W.'s predisposition to read Book 38 as, at best, a resume of Livy's sources is particularly clear in his treatment of Volso's application for a triumph (44. 9 - 50. 3). Livy juxtaposes two speeches, one by L. Furius Purpurio and L. Aemilius Paulus attacking the commander, the other by Volso in response. In an excellent discussion of the rhetoric of the orations, W. observes that "the general's reply is carefully ordered according to Quintilian's scheme for the deliberative speech" and that "the speech of the commissioners has no oratorical structure but merely follows Volso's activities chronologically" (45). A startling conclusion, however, follows from this: "The disparity between the lengths and presentation of the two speeches suggests that Livy favors Volso's cause" (ibid.; see also 50. 3). But W. himself concedes that Volso's justification of his expedition is contrived: "his argument here is hollow, since he had decided on a military campaign from the outset" (48. 12). In fact, the oration is largely a tissue of fabrications and misrepresentations, and one immediately suspects that it is a work of deliberate irony. This seems clear especially in Volso's indictment of the Gauls for plundering and ravaging the land of their neighbors (47. 12), the very thing the Romans had done under his leadership and that would later be a standard charge against them.7 As regards the speech's length and structure, it should be recalled that in Livy's judgment, the campaign against the Gauls was a turning point in Roman history: "the start of foreign luxury was brought to the city by the army from Asia" (39. 6. 7). It is not surprising that the historian would choose to highlight such an occasion with a powerful oration, and the one he prepared fits the situation perfectly.
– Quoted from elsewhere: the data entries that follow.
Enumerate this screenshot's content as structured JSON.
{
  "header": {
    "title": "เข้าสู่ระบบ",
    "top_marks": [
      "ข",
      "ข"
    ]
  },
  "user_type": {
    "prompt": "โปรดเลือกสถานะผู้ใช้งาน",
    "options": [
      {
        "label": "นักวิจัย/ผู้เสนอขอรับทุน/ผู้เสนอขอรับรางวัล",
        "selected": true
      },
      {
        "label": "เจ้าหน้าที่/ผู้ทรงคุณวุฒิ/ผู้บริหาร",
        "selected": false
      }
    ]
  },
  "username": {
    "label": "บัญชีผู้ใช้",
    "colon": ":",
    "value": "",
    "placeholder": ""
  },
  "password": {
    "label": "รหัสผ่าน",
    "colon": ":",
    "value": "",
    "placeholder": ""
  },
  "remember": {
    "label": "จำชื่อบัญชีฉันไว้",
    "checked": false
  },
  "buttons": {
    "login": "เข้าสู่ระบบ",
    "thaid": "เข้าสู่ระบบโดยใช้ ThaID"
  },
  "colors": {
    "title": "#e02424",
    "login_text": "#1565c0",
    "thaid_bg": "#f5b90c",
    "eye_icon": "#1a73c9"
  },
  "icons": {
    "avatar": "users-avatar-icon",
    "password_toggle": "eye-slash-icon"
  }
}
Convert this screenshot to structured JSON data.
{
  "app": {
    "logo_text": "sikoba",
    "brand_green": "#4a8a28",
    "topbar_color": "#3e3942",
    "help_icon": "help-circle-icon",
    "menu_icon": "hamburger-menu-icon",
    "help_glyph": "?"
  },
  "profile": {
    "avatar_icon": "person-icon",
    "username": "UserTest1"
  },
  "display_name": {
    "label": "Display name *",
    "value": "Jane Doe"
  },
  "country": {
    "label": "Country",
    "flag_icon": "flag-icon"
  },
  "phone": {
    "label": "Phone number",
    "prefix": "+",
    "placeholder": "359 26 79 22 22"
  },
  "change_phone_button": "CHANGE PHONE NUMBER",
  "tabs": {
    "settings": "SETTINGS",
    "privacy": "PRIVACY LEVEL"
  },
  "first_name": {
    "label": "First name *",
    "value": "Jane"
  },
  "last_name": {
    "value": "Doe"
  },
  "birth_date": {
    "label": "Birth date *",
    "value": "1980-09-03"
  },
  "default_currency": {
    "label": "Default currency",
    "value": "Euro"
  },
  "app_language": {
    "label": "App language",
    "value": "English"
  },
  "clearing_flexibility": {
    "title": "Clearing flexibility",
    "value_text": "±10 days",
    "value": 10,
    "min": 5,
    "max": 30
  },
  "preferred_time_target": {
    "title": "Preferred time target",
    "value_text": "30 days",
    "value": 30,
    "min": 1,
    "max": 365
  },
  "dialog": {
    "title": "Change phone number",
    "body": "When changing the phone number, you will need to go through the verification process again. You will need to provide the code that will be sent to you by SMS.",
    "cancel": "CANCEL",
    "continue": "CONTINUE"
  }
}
Volso's speech, a pack of lies, reflects precisely the moral corruption that Livy believed resulted from the Galatian expedition. Also, it gains force from comparison to the weak oration of Volso's adversaries that precedes it, which itself is marred by misrepresentations (as W.'s useful comments point out). Altogether, it is an ugly encounter that Livy describes, and it seems clear that the historian is on the side of the loser, the Roman people. To one who reads Livy as a modern historian, this may seem to be "mediocre history, but magnificent eloquence." But that is to miss the point, I believe.


NOTES

  • [1] P. G. Walsh, "The Literary Techniques of Livy," RhM 97 (1954), 7-97-114, id., Livy, His Historical Aims and Methods (Cambridge, 1961), 173-190.
  • [2] See especially "Design and Structure in Livy: 5.32-55," TAPA 102 (1971), 265-302, and Livy: The Composition of His History (Princeton, 1977).
  • [3] Gary Miles, "Maiores, Conditores, and Livy's Perspective on the Past," TAPA 118 (1988), 185-208; id., "The Cycle of Roman History in Livy's First Pentad," AJP 107 (1986), 1-33.
  • [4] A. J. Woodman, Rhetoric in Classical Historiography (Portland, 1988).
  • [5] Livy: The Composition of His History, 185-229.
  • [6] G. W. Houston, rev. Luce, Livy: The Composition of His History, CP 75 (1980), 73-77.
  • [7] Sources and discussion in B. Forte, Rome and the Romans as the Greeks Saw Them (Papers and Monographs of the American Academy in Rome, 24) (Rome, 1972).